"It's hard to talk, but you have to talk. Treblinka was created by Nazi Germany as a kind of black hole. An extermination camp where all Jews were to die and be forgotten. But today we are standing here, remembering the Treblinka uprising, remembering the heroes who fought against absolute evil. They fought with their bare hands for freedom and life - said the Ambassador of the State of Israel Yacov Livne.
“It is not easy to speak here as a representative of Germany, and even today it’s hard to find the right words to describe the monstrous crime committed by our ancestors here in Poland. Today at the 80t anniversary of the uprising in the Treblinka extermination camp I bow my head in deep sorrow and humility for all the victims”, Minister Plenipotentiary at the Embassy of the Federal Republic of Germany, Robert Rhode, began his speech.
“Among the thirty cultural institutions organized by the local government of the Mazowieckie Voivodeship, this one is a special institution. It is the place of extermination of many Mazovians, inhabitants of this land, our brothers and sisters. If you look at the inscriptions on these stones, you will see that there is actually no town or city in Mazovia whose name is not shown here,” said the Marshal of the Mazowieckie Voivodeship, Adam Struzik.
“This is, of course, an extraordinary place for Warsaw and the history of Warsaw. Over 300,000 Varsovians, residents of our city, ended their lives here. It is, in a sense, the Warsaw cemetery, the DNA of Warsaw. It should not be forgotten, but remember – it may not be enough. Let's remember, but also react, let's look around us with attention and mindfulness, so that the slogan «never again» will not remain just a slogan,” said Aldona Machnowska-Góra, Deputy Mayor of the Capital City of Warsaw.

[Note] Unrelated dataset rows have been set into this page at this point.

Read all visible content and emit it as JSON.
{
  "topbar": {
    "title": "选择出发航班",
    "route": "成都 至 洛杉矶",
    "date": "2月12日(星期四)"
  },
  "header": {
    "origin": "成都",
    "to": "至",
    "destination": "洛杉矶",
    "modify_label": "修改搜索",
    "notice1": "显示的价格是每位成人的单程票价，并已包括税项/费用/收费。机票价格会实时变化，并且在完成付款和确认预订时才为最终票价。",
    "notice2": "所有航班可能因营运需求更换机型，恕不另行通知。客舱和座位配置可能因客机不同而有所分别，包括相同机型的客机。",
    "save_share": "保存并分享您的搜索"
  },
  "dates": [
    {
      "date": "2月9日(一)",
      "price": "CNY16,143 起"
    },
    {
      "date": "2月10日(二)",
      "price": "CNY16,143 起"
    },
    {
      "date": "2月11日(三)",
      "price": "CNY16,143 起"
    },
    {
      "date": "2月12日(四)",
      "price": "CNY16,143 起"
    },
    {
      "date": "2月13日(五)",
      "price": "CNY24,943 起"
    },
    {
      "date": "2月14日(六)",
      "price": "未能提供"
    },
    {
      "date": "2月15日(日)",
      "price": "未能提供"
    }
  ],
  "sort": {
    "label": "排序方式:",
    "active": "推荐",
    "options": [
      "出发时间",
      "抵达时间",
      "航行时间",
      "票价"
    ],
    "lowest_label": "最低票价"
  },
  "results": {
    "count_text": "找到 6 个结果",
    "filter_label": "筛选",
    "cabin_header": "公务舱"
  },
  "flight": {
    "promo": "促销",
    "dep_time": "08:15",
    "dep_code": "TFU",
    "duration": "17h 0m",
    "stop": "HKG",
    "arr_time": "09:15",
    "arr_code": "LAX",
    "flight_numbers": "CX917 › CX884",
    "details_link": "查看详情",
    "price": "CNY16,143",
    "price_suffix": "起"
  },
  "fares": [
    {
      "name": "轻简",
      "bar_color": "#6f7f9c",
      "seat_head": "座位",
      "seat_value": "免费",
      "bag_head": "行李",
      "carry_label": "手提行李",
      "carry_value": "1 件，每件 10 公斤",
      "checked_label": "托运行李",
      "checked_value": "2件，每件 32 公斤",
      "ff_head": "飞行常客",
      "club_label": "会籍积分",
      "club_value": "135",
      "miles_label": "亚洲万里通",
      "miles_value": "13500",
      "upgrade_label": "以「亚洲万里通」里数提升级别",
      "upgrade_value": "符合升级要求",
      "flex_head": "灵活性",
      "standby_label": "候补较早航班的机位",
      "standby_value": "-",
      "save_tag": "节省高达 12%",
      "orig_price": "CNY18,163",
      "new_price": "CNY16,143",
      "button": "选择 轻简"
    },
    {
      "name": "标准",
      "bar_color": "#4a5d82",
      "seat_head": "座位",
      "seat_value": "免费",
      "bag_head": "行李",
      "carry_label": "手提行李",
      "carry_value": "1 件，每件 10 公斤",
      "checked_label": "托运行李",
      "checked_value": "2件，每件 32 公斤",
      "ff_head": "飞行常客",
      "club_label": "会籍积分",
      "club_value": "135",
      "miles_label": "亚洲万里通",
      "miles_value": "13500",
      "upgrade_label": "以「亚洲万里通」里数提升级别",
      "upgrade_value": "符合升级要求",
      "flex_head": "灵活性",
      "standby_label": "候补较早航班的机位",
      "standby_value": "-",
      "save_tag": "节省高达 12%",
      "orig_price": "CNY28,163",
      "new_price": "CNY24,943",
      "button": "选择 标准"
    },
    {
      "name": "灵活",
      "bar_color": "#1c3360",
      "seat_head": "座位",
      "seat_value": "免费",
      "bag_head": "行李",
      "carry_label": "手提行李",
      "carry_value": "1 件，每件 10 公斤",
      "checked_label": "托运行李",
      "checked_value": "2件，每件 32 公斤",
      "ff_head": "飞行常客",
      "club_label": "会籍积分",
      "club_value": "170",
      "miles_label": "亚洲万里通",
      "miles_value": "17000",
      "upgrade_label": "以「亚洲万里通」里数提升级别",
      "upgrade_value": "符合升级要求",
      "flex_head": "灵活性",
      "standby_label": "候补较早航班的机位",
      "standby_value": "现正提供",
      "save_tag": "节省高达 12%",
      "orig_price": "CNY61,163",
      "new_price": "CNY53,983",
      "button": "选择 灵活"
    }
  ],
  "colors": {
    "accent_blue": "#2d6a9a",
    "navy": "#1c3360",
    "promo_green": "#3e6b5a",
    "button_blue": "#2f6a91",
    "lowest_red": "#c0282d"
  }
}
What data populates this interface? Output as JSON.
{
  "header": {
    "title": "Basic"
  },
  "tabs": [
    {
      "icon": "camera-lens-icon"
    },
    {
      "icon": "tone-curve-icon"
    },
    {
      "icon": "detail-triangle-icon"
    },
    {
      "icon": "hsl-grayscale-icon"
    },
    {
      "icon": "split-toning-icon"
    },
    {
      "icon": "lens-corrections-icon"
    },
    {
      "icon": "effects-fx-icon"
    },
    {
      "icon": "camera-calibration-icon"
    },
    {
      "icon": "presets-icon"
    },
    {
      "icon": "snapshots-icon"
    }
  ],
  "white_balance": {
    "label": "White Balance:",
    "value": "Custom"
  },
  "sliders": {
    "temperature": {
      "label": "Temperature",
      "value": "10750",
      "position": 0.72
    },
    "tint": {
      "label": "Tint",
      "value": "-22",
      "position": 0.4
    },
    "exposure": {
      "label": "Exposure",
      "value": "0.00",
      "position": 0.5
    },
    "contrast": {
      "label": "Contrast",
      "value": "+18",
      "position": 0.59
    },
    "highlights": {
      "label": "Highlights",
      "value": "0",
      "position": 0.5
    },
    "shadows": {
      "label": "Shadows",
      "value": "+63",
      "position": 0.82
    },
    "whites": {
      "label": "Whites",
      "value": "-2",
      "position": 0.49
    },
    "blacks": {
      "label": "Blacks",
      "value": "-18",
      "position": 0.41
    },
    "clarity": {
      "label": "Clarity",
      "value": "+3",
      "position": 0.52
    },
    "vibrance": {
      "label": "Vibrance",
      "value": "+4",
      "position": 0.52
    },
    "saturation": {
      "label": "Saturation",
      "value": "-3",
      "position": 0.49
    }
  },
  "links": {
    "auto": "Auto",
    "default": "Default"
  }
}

“Today is Tu B’Av, the 15th of Av, one of the two most festive days of the Jewish calendar. Today, seven days after Tisha B’Av, we figuratively “get up” from ‘shiva’, as we focus on moving on and rebuilding, just as our courageous survivors taught us by example after the Holocaust. In fact, our Sages teach that before creating the world in which we live, G-d first created many other worlds and destroyed them all, which teaches that the proper response to destruction – even the destruction of an entire world – is to channel our energy and efforts into rebuilding anew,” said Rabbi Meyer May, the Executive Director of the Simon Wiesenthal Center and Museums of Tolerance
The official part ended with an interreligious prayer in the intention of the victims.
“Every day, every day, the clatter of clogs, every day, on hard, hostile pavement. Marching in a row, the clatter of feet, a continuous march, our parade of dull legs. Our march is coming and our fate is cursed, the world of the living is alien to us, and the crematorium pyre is our end” – sang the Kameleon Choir of the District Mokotów directed by Katarzyna M. Boniecka. "Song of the Treblinka death camp" (Lid fun toyt-lager Treblinka) was probably written by the Austrian composer Konrad Mann, a former Treblinka prisoner. Dr Agnieszka Żółkiewska writes about the unusual, mysterious history of this song on our website.
At the end of the ceremony, a ceremonial laying of wreaths at the monument took place.
Thank you for commemorating the victims of the Treblinka extermination camp together.